Students entering colleges and universities these days are an increasingly tech-savvy bunch, armed with a growing number of mobile devices and the expectations that they will be trained using tools and graphics-intensive applications that are in line with their every-day tech experience. They also want to have access to these software tools wherever they are and on any device they choose.
Many educational institutions are adopting virtual client technology to meet these demands as well as to ease management, reduce costs and improve the security of their data and networks. Iowa State University, Nova Southeastern University (NSU) and the University of Southern California (USC) are all embracing virtual desktop infrastructure (VDI) technology to enhance the student experience as well as the lives of their own IT staffs.
“The main driving factor for adoption was that I’m sort of a one-man show,” said Damien Bolin, former systems support specialist for Iowa State’s Department of Agronomy. “Being able to consolidate everything that we offer into a VDI solution makes my world a lot easier to manage and also makes me a lot more effective overall. So there was a business case for adopting a VDI solution with vGPU [virtual GPU] capability, but we were also looking for the ability to better educate students in their study of soil, feed genetics and crop growth—basically teaching students how to feed the world—using the latest technology.”

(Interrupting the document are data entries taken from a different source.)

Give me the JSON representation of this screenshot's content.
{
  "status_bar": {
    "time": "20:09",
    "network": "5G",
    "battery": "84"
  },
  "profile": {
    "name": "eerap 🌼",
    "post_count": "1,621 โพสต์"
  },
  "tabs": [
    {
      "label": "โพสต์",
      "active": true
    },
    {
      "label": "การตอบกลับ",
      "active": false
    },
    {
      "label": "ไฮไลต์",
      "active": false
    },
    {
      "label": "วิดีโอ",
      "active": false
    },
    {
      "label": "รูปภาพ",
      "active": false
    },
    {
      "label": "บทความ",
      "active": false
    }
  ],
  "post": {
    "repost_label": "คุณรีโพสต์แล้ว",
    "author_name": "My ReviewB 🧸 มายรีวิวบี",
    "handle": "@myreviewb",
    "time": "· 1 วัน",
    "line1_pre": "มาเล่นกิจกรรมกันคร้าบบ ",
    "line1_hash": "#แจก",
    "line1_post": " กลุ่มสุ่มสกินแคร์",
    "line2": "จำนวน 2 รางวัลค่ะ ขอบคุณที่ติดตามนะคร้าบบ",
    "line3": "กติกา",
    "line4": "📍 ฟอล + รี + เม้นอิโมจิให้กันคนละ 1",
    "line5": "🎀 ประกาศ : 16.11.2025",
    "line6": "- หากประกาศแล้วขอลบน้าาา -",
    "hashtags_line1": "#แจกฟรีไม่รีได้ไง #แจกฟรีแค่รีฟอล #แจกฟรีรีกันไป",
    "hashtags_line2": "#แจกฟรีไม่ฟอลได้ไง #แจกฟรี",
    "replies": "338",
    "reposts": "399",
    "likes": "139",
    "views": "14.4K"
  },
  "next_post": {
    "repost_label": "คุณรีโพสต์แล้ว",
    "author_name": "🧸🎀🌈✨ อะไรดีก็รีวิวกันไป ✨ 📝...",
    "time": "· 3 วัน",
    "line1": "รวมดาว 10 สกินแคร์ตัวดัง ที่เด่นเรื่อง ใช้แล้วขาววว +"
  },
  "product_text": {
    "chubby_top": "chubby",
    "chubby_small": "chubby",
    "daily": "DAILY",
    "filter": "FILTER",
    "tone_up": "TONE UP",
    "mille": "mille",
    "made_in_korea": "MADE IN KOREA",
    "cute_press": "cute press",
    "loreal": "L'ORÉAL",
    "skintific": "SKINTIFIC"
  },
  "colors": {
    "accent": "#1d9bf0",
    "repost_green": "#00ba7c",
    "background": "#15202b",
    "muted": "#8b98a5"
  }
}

VDI is Booming—Both in the Market and at Universities
IDC analysts expect the virtual client market to grow 8.9 percent a year from $3 billion in 2015 to $4.6 billion in 2020. A report offered by Research and Markets said growth in the global VDI market will be 11.31 percent a year between 2016 and 2020. There are a number of factors driving this growth, including flexible user access, easier IT management, reduced energy usage, and improved security.
For Iowa State, NSU and USC, many of the applications they’re running—such as CAD and 3D animation—are increasingly complex and graphics-intensive. The schools were looking for ways to virtualize them to improve and streamline distribution and ensure all students have the necessary capabilities to access and run them regardless of the devices they are using.